Aim of the task -
Look through the listing below for the string "character". Show each line where it occurs.

Records for the task -
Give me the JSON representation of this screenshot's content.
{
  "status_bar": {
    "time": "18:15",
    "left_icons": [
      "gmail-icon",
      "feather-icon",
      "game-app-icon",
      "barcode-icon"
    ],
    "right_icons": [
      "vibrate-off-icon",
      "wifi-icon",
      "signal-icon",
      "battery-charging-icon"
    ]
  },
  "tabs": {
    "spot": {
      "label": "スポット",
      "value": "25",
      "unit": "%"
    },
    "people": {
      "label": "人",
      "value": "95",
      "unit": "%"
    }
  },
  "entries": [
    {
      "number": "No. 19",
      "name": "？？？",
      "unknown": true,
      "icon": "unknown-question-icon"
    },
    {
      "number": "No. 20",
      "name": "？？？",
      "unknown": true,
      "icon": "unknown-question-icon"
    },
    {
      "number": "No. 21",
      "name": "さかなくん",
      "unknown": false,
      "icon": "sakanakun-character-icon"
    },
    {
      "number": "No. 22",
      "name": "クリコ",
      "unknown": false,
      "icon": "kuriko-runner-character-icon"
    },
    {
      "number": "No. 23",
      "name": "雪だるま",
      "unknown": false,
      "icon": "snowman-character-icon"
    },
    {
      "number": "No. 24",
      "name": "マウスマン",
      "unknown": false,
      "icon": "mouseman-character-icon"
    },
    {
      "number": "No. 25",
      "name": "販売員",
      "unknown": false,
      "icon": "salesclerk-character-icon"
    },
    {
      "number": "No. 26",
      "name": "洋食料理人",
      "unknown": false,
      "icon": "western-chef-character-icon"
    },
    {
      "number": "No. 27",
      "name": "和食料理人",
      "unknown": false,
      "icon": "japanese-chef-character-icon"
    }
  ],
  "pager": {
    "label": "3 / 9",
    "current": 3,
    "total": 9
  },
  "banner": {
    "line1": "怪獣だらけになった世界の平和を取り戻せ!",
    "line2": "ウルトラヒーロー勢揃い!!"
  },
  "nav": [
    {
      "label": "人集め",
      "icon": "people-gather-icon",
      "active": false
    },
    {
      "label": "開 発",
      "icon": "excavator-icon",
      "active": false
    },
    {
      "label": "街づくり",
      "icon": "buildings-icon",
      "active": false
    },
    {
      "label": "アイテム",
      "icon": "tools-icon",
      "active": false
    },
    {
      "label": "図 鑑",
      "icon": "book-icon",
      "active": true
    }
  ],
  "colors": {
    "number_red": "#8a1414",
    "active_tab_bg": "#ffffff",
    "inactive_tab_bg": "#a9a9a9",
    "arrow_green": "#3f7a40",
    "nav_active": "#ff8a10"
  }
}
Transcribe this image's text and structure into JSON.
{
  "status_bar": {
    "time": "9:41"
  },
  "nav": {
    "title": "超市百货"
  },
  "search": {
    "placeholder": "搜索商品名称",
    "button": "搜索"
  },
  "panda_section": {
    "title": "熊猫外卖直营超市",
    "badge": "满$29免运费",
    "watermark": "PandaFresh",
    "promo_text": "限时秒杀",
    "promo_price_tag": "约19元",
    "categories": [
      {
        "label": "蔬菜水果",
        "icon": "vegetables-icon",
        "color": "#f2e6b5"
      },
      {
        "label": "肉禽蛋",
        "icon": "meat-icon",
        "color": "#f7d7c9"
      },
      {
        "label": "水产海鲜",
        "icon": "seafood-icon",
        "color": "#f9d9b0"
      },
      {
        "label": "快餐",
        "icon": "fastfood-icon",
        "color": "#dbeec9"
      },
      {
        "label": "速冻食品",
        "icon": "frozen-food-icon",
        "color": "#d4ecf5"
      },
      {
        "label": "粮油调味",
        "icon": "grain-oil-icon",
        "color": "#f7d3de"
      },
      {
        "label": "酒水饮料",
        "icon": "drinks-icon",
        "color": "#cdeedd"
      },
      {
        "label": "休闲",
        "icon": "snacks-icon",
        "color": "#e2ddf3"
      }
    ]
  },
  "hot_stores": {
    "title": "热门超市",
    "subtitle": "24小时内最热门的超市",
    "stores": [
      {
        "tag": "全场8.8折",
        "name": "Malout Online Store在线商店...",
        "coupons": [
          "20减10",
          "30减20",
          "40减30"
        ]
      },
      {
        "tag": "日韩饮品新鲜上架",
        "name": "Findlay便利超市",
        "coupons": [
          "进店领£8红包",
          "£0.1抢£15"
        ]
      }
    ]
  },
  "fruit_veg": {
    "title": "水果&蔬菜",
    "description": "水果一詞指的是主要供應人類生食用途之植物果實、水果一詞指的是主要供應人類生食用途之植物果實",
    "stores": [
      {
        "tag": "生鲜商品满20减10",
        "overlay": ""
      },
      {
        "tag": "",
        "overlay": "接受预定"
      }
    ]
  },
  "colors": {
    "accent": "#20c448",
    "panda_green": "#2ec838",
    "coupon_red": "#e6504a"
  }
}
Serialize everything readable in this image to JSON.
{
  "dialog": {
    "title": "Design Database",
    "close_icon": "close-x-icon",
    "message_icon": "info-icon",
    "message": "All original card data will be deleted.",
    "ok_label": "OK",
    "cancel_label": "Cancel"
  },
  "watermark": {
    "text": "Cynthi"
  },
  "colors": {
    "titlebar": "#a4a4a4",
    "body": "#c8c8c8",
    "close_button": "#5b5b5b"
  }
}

Answer to the problem -
      "icon": "sakanakun-character-icon"
      "icon": "kuriko-runner-character-icon"
      "icon": "snowman-character-icon"
      "icon": "mouseman-character-icon"
      "icon": "salesclerk-character-icon"
      "icon": "western-chef-character-icon"
      "icon": "japanese-chef-character-icon"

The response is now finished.